Supply the number of lines in the listing below in which the word "that" occurs, and nothing else.

» DATA FOR ANALYSIS
═══

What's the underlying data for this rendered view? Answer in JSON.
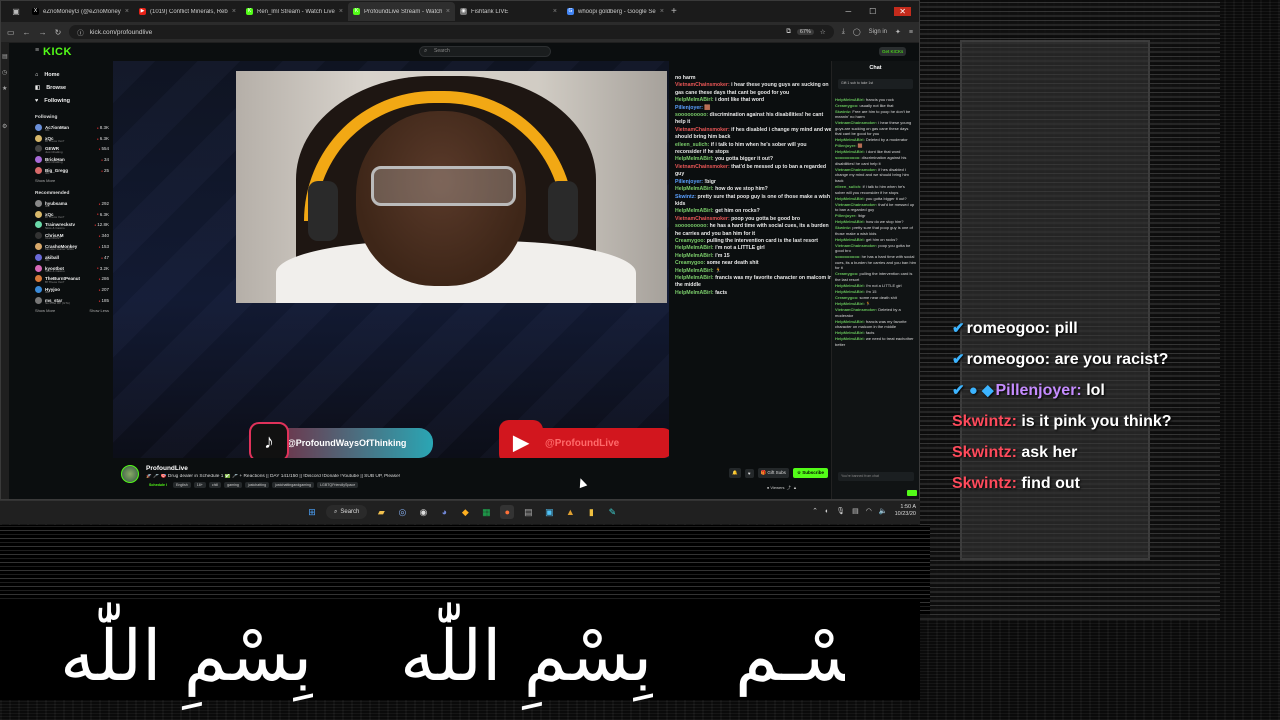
{
  "browser": {
    "tabs": [
      {
        "label": "eZnoMoneyG (@eZnoMoneyG) / X",
        "fav_color": "#000000",
        "fav_glyph": "X"
      },
      {
        "label": "(1019) Conflict Minerals, Rebels",
        "fav_color": "#e62117",
        "fav_glyph": "▶"
      },
      {
        "label": "Ren_lml Stream - Watch Live on Kick",
        "fav_color": "#53fc18",
        "fav_glyph": "K"
      },
      {
        "label": "ProfoundLive Stream - Watch Live",
        "fav_color": "#53fc18",
        "fav_glyph": "K",
        "active": true
      },
      {
        "label": "Fishtank LIVE",
        "fav_color": "#777777",
        "fav_glyph": "◉"
      },
      {
        "label": "whoopi goldberg - Google Search",
        "fav_color": "#4285f4",
        "fav_glyph": "G"
      }
    ],
    "url": "kick.com/profoundlive",
    "zoom": "67%",
    "signin_label": "Sign in"
  },
  "kick": {
    "logo": "KICK",
    "search_placeholder": "Search",
    "get_kicks": "Get KICKs",
    "nav": [
      {
        "label": "Home",
        "icon": "home-icon",
        "glyph": "⌂"
      },
      {
        "label": "Browse",
        "icon": "browse-icon",
        "glyph": "◧"
      },
      {
        "label": "Following",
        "icon": "heart-icon",
        "glyph": "♥"
      }
    ],
    "following_header": "Following",
    "following": [
      {
        "name": "Ac7ionMan",
        "sub": "IRL",
        "viewers": "8.3K",
        "color": "#6a8fd8"
      },
      {
        "name": "xQc",
        "sub": "Bf Theos Yes?",
        "viewers": "6.3K",
        "color": "#d8b86a"
      },
      {
        "name": "GEWR",
        "sub": "Just Chatting",
        "viewers": "554",
        "color": "#444444"
      },
      {
        "name": "BrickHan",
        "sub": "Just Chatting",
        "viewers": "34",
        "color": "#a86ad8"
      },
      {
        "name": "Big_Gregg",
        "sub": "IRL",
        "viewers": "25",
        "color": "#d86a6a"
      }
    ],
    "show_more": "Show More",
    "recommended_header": "Recommended",
    "recommended": [
      {
        "name": "hyubsama",
        "sub": "IRL",
        "viewers": "292",
        "color": "#888888"
      },
      {
        "name": "xQc",
        "sub": "Bf Theos Yes?",
        "viewers": "6.3K",
        "color": "#d8b86a"
      },
      {
        "name": "Trainwreckstv",
        "sub": "Slots & Casino",
        "viewers": "12.8K",
        "color": "#6ad8a8"
      },
      {
        "name": "ChrisAM",
        "sub": "VALORANT",
        "viewers": "340",
        "color": "#333333"
      },
      {
        "name": "CrashoMonkey",
        "sub": "Monster Hunter Wilds",
        "viewers": "153",
        "color": "#d8a86a"
      },
      {
        "name": "akiball",
        "sub": "IRL",
        "viewers": "47",
        "color": "#6a6ad8"
      },
      {
        "name": "kyootbot",
        "sub": "Slots & Casino",
        "viewers": "3.2K",
        "color": "#d86ab8"
      },
      {
        "name": "TheBurntPeanut",
        "sub": "Bf Theos Yes?",
        "viewers": "286",
        "color": "#d87a3a"
      },
      {
        "name": "Hyyjoo",
        "sub": "IRL",
        "viewers": "207",
        "color": "#3a8ad8"
      },
      {
        "name": "ms_star",
        "sub": "No Pixel RP (GTA)",
        "viewers": "185",
        "color": "#777777"
      }
    ],
    "show_less": "Show Less"
  },
  "stream": {
    "tiktok_handle": "@ProfoundWaysOfThinking",
    "youtube_handle": "@ProfoundLive",
    "channel_name": "ProfoundLive",
    "title": "🚀 🎤 🎯 Drug dealer in Schedule 1 ✅ 🎤 + Reactions || DAY 141/150 || !Discord !Donate !Youtube || SUB UP, Please!",
    "category": "Schedule I",
    "tags": [
      "English",
      "18+",
      "chill",
      "gaming",
      "justchatting",
      "justchattingandgaming",
      "LGBTQFriendlySpace"
    ],
    "gift_subs": "Gift Subs",
    "subscribe": "Subscribe",
    "viewers": "Viewers"
  },
  "chat_main": [
    {
      "user": "",
      "text": "no harm",
      "c": ""
    },
    {
      "user": "VietnamChainsmoker:",
      "text": "i hear these young guys are sucking on gas cane these days that cant be good for you",
      "c": "red"
    },
    {
      "user": "HelpMeImABirl:",
      "text": "i dont like that word",
      "c": ""
    },
    {
      "user": "Pillenjoyer:",
      "text": "🟫",
      "c": "blue"
    },
    {
      "user": "sooooooooo:",
      "text": "discrimination against his disabilities! he cant help it",
      "c": ""
    },
    {
      "user": "VietnamChainsmoker:",
      "text": "if hes disabled i change my mind and we should bring him back",
      "c": "red"
    },
    {
      "user": "eileen_sulich:",
      "text": "if i talk to him when he's sober will you reconsider if he stops",
      "c": ""
    },
    {
      "user": "HelpMeImABirl:",
      "text": "you gotta bigger it out?",
      "c": ""
    },
    {
      "user": "VietnamChainsmoker:",
      "text": "that'd be messed up to ban a regarded guy",
      "c": "red"
    },
    {
      "user": "Pillenjoyer:",
      "text": "!bigr",
      "c": "blue"
    },
    {
      "user": "HelpMeImABirl:",
      "text": "how do we stop him?",
      "c": ""
    },
    {
      "user": "Skwintz:",
      "text": "pretty sure that poop guy is one of those make a wish kids",
      "c": "blue"
    },
    {
      "user": "HelpMeImABirl:",
      "text": "get him on rocks?",
      "c": ""
    },
    {
      "user": "VietnamChainsmoker:",
      "text": "poop you gotta be good bro",
      "c": "red"
    },
    {
      "user": "sooooooooo:",
      "text": "he has a hard time with social cues, its a burden he carries and you ban him for it",
      "c": ""
    },
    {
      "user": "Creamygoo:",
      "text": "pulling the intervention card is the last resort",
      "c": ""
    },
    {
      "user": "HelpMeImABirl:",
      "text": "i'm not a LITTLE girl",
      "c": ""
    },
    {
      "user": "HelpMeImABirl:",
      "text": "i'm 15",
      "c": ""
    },
    {
      "user": "Creamygoo:",
      "text": "some near death shit",
      "c": ""
    },
    {
      "user": "HelpMeImABirl:",
      "text": "🏃",
      "c": ""
    },
    {
      "user": "HelpMeImABirl:",
      "text": "francis was my favorite character on malcom in the middle",
      "c": ""
    },
    {
      "user": "HelpMeImABirl:",
      "text": "facts",
      "c": ""
    }
  ],
  "chat_panel": {
    "title": "Chat",
    "gift_note": "Gift 1 sub to take 1st",
    "lines": [
      {
        "user": "HelpMeImABirl:",
        "text": "francis you rock"
      },
      {
        "user": "Creamygoo:",
        "text": "usually not like that"
      },
      {
        "user": "Skwintz:",
        "text": "Free are him to poop he don't be meanin' no harm"
      },
      {
        "user": "VietnamChainsmoker:",
        "text": "i hear these young guys are sucking on gas cane these days that cant be good for you"
      },
      {
        "user": "HelpMeImABirl:",
        "text": "Deleted by a moderator"
      },
      {
        "user": "Pillenjoyer:",
        "text": "🟫"
      },
      {
        "user": "HelpMeImABirl:",
        "text": "i dont like that word"
      },
      {
        "user": "sooooooooo:",
        "text": "discrimination against his disabilities! he cant help it"
      },
      {
        "user": "VietnamChainsmoker:",
        "text": "if hes disabled i change my mind and we should bring him back"
      },
      {
        "user": "eileen_sulich:",
        "text": "if i talk to him when he's sober will you reconsider if he stops"
      },
      {
        "user": "HelpMeImABirl:",
        "text": "you gotta bigger it out?"
      },
      {
        "user": "VietnamChainsmoker:",
        "text": "that'd be messed up to ban a regarded guy"
      },
      {
        "user": "Pillenjoyer:",
        "text": "!bigr"
      },
      {
        "user": "HelpMeImABirl:",
        "text": "how do we stop him?"
      },
      {
        "user": "Skwintz:",
        "text": "pretty sure that poop guy is one of those make a wish kids"
      },
      {
        "user": "HelpMeImABirl:",
        "text": "get him on rocks?"
      },
      {
        "user": "VietnamChainsmoker:",
        "text": "poop you gotta be good bro"
      },
      {
        "user": "sooooooooo:",
        "text": "he has a hard time with social cues, its a burden he carries and you ban him for it"
      },
      {
        "user": "Creamygoo:",
        "text": "pulling the intervention card is the last resort"
      },
      {
        "user": "HelpMeImABirl:",
        "text": "i'm not a LITTLE girl"
      },
      {
        "user": "HelpMeImABirl:",
        "text": "i'm 15"
      },
      {
        "user": "Creamygoo:",
        "text": "some near death shit"
      },
      {
        "user": "HelpMeImABirl:",
        "text": "🏃"
      },
      {
        "user": "VietnamChainsmoker:",
        "text": "Deleted by a moderator"
      },
      {
        "user": "HelpMeImABirl:",
        "text": "francis was my favorite character on malcom in the middle"
      },
      {
        "user": "HelpMeImABirl:",
        "text": "facts"
      },
      {
        "user": "HelpMeImABirl:",
        "text": "we need to treat eachother better"
      }
    ],
    "input_placeholder": "You're banned from chat"
  },
  "overlay_chat": [
    {
      "badges": "✔",
      "user": "romeogoo:",
      "text": "pill",
      "user_color": "#ffffff"
    },
    {
      "badges": "✔",
      "user": "romeogoo:",
      "text": "are you racist?",
      "user_color": "#ffffff"
    },
    {
      "badges": "✔ ● ◆",
      "user": "Pillenjoyer:",
      "text": "lol",
      "user_color": "#c58cff"
    },
    {
      "badges": "",
      "user": "Skwintz:",
      "text": "is it pink you think?",
      "user_color": "#ff4b5c"
    },
    {
      "badges": "",
      "user": "Skwintz:",
      "text": "ask her",
      "user_color": "#ff4b5c"
    },
    {
      "badges": "",
      "user": "Skwintz:",
      "text": "find out",
      "user_color": "#ff4b5c"
    }
  ],
  "banner": {
    "segments": [
      "بِسْمِ اللّٰه",
      "بِسْمِ اللّٰه",
      "بِسْـم"
    ]
  },
  "taskbar": {
    "search_label": "Search",
    "time": "1:50 A",
    "date": "10/23/20"
  }
}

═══

» RESPONSE BOX
9